Most experts agree that Ebola would be easily controlled in developed countries.

This here is the analysis of a statistician how the Ebola virus most likely will spread. Interesting graphs and maps if you check the full article.

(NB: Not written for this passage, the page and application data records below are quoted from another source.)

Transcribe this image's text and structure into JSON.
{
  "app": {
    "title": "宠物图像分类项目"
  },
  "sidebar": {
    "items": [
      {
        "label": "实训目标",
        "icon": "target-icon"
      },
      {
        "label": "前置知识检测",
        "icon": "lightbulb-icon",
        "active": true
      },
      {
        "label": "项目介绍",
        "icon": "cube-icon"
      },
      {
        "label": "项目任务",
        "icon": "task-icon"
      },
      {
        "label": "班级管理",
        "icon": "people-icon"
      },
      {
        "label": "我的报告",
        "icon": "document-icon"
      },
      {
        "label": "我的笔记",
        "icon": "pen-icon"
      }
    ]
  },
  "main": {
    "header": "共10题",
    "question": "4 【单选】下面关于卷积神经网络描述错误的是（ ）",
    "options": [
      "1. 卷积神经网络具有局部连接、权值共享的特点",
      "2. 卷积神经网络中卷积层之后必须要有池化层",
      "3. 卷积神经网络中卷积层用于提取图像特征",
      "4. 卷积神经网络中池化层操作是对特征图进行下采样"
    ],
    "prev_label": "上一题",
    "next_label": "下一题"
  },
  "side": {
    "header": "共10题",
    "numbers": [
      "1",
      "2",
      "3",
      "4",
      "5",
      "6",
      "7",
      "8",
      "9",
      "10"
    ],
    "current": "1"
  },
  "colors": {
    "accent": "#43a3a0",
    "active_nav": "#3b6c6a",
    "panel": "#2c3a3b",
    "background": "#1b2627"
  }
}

As the two sets of basis functions give similar answers in the near future, it seems likely that the epidemic will continue at a steady or slightly increasing rate for at least the next few weeks, though we must still be careful projecting too far into the future. Unfortunately, the most recent data had a fairly pronounced effect on the variability of these estimates. From early July through the data released on the 23rd, the models predicted a temporary continuation of epidemic activity followed by a decrease into the fall. While these predictions are still encompased by the observed variability, the situation on the ground is clearly evolving quickly. The current evidence is not inconsistent with the possibility that the disease will soon start the slow process of dying out, but our best predictions no longer place a high weight on such a possibility. The next few weeks are likely to be highly dynamic, and will hopefully narrow down the large space of probable epidemic patterns. In the meantime, we may hope for the best for the people of West Africa, and support the efforts of governmental and non-governmental organizations like the WHO and MSF


Alea iacta est ("The die has been cast")